[RECORDS SHOWN — start]

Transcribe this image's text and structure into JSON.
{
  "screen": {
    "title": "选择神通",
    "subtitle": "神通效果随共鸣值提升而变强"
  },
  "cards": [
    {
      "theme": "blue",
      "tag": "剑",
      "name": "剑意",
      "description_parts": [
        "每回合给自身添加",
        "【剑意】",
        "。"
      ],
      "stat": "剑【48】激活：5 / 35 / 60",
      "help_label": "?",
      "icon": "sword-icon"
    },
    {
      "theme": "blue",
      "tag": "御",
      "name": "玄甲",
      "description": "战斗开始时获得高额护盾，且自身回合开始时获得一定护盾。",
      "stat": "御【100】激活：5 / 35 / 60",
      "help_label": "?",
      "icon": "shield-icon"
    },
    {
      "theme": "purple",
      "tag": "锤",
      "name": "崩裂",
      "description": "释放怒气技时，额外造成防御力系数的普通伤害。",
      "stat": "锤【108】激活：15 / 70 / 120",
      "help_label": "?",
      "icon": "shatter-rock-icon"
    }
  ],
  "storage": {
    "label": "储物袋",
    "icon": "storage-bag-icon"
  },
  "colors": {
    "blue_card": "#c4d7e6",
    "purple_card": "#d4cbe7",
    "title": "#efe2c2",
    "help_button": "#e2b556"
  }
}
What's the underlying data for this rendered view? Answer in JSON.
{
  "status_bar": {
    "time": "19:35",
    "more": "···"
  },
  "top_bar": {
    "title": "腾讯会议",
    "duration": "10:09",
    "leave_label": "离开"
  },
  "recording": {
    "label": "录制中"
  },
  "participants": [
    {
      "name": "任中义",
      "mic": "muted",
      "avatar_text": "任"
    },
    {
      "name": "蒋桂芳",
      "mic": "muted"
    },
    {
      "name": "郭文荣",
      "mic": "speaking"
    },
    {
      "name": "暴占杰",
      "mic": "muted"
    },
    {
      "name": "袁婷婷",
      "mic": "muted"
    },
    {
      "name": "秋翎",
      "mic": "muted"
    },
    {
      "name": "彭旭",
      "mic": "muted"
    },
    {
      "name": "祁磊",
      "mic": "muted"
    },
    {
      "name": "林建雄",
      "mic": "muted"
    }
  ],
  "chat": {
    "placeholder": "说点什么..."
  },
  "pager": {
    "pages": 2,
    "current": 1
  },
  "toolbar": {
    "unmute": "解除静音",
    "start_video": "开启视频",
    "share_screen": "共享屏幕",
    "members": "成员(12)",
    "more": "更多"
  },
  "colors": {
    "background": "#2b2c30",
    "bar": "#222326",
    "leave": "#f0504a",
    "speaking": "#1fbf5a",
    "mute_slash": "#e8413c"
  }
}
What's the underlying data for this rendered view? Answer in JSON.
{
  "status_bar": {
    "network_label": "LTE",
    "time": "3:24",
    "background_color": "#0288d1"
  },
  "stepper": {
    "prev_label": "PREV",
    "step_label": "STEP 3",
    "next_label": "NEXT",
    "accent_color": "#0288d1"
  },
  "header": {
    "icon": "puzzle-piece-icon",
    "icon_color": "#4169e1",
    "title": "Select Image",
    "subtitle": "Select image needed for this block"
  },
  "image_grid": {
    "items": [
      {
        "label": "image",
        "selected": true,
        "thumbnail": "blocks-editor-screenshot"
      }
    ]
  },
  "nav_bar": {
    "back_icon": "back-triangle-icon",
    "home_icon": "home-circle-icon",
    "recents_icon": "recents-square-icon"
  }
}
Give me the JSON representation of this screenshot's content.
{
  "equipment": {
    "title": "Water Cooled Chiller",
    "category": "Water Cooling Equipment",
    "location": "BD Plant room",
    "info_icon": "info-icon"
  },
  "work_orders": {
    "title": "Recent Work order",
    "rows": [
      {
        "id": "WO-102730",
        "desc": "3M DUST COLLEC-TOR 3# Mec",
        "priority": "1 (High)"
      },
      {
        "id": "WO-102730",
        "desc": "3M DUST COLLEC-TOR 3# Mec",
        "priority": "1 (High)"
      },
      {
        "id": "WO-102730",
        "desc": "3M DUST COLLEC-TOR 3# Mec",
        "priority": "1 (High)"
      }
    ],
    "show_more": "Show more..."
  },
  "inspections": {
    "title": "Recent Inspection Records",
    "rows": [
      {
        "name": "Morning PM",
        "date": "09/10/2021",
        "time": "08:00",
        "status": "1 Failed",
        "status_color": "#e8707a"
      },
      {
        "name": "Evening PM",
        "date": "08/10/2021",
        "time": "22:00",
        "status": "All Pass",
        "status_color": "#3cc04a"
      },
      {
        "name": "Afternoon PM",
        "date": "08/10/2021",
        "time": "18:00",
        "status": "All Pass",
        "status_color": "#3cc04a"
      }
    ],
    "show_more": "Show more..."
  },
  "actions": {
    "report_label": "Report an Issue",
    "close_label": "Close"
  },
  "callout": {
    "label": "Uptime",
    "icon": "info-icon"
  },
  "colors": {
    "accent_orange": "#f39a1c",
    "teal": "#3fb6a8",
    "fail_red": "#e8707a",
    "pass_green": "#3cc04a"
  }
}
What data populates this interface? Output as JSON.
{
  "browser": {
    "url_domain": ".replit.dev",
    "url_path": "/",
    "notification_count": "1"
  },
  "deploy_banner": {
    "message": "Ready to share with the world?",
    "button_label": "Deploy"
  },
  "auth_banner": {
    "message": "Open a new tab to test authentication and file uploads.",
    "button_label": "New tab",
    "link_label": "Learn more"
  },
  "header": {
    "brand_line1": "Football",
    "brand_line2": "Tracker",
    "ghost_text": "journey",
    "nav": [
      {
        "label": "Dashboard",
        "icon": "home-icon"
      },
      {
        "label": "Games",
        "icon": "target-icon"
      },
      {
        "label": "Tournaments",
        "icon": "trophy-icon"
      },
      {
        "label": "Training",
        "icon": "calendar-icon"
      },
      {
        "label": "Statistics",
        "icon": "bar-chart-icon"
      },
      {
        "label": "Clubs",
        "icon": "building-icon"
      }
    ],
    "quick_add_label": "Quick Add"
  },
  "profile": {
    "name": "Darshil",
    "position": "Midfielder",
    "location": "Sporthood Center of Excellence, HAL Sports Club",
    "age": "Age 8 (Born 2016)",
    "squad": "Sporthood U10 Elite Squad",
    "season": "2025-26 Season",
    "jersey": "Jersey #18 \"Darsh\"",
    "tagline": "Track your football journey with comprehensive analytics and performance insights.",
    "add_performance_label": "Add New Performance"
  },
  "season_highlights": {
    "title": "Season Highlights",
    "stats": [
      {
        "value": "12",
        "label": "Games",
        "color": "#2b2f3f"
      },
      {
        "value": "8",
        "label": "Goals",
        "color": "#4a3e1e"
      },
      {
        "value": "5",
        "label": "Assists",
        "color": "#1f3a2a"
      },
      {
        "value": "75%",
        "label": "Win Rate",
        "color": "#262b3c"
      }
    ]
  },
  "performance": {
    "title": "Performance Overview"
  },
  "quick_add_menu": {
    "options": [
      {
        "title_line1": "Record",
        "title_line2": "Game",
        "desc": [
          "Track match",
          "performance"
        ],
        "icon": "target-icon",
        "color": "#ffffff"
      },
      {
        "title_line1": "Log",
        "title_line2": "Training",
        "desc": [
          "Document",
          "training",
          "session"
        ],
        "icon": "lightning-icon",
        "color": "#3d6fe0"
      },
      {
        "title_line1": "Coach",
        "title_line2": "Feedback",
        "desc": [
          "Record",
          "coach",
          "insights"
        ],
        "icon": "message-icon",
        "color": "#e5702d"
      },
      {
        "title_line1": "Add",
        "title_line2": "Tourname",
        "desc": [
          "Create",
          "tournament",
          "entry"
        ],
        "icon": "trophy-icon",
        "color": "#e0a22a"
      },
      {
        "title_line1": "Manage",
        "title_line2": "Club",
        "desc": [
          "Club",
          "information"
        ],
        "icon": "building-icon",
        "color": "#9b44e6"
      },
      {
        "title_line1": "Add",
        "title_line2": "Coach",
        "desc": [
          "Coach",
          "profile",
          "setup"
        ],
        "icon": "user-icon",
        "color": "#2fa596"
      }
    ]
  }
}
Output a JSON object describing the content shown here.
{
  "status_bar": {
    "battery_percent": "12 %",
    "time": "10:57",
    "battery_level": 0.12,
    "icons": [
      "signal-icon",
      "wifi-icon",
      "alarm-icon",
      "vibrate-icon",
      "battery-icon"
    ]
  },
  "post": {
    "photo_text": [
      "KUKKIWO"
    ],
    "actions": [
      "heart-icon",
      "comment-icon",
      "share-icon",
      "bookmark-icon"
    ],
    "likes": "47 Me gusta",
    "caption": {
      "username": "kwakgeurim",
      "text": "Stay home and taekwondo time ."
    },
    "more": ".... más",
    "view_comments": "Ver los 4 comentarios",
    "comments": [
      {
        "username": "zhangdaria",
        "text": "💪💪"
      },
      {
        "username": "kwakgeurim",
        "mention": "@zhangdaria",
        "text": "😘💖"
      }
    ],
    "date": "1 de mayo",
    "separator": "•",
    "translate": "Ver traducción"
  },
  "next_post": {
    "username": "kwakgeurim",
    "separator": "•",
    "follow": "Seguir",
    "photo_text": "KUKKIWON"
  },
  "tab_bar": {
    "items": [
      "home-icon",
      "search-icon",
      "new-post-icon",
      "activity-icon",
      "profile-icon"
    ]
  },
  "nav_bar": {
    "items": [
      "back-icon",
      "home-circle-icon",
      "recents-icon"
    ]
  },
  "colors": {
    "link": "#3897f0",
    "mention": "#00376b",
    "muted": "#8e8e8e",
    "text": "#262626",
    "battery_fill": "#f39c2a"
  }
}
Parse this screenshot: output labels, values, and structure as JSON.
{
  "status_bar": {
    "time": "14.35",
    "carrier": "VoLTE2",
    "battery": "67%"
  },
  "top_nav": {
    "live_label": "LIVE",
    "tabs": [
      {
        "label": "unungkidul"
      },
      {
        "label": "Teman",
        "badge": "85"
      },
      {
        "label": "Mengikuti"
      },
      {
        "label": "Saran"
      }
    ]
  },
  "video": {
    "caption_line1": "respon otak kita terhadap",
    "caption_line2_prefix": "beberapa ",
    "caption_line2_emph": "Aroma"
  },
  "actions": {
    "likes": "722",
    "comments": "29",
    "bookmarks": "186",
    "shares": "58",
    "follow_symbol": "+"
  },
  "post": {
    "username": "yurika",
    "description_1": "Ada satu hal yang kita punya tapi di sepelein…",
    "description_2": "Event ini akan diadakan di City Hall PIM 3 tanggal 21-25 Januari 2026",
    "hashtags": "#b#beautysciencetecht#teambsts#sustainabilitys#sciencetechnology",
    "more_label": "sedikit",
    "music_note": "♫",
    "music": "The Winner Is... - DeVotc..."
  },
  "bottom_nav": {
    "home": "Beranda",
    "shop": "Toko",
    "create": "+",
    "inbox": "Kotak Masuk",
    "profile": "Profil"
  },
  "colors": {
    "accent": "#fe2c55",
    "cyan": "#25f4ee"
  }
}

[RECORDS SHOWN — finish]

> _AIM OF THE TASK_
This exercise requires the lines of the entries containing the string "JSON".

> _SOLUTION TO THIS TASK_
Transcribe this image's text and structure into JSON.
What's the underlying data for this rendered view? Answer in JSON.
What's the underlying data for this rendered view? Answer in JSON.
Give me the JSON representation of this screenshot's content.
What data populates this interface? Output as JSON.
Output a JSON object describing the content shown here.
Parse this screenshot: output labels, values, and structure as JSON.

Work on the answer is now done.